The viewer may squirm a bit as Almaviva--the Count of Trump?--attacks Susanna in a quasi-pornographic enactment of "Crudel, perche finora." The conservative Mozartean may wonder how sweet Cherubino can illustrate the insistent rhythm of "Non so piu cosa son, cosa faccio" with pelvic thrusts, and worry about his leap from a window on the 54th floor of a skyscraper. Anyone who takes Sellars' opera-for-Americans claims seriously must question the use of the original Italian text, even with the addition of nice, slangy subtitles for television.
Then there is the edgy matter of literalism. The text abounds in crucial references to aristocratic manners, feudal rituals and European locales, none of which are accommodated by Sellars' Manhattan milieu. The director simply asks us to suspend disbelief for certain narrative conventions, just as he forces us to accept a new, picturesque but often baffling language of semaphore in place of the stand-and-lurch routines customarily accepted in opera.

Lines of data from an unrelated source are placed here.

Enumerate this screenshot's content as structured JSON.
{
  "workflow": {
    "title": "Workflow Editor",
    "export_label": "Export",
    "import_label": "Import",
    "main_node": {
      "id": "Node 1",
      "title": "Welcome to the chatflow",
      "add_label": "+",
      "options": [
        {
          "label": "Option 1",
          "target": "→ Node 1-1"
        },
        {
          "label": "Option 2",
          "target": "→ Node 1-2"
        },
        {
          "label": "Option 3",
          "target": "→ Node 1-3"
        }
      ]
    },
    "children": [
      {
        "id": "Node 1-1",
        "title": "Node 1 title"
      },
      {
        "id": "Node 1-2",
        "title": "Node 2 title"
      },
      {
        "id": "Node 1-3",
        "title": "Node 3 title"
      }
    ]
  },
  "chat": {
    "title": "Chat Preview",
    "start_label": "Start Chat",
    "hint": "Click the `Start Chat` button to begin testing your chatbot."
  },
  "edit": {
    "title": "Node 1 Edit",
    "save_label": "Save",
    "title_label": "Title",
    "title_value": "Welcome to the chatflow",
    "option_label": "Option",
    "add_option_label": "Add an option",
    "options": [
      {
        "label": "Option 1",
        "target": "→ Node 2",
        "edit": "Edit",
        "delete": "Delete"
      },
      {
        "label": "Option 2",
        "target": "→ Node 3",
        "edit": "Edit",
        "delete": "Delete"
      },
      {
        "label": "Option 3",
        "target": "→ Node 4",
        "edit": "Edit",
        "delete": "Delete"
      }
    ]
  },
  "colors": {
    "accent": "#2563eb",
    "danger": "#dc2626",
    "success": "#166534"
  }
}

Sellars invents his own level of logic. Either one surrenders to it--contradictions and all--or one rejects it out of hand. There seem to be few alternatives.
This marvelously disturbing version of "Figaro" finds a frustrated protagonist, a raging antagonist and numerous victimized women waging love, lust and several kinds of war within a glassy penthouse cage. The familiar maneuvers of antique figures who sing arias in powdered wigs may never seem quite the same again.
Craig Smith conducts with nerve and verve. He opens all the traditional cuts, really makes the recitatives matter and even adds some telling embellishment and cadenzas. He does not, however, repeat the curious interpolation of the adagio from the E-flat Serenade, K. 375, that turned up in Purchase as a prelude to "Porgi amor."
Musically, this "Figaro" is remarkably sophisticated and emphatically stylish, if not particularly tender. It is a Mozart variation for the thinking person.
The sound matches the sight.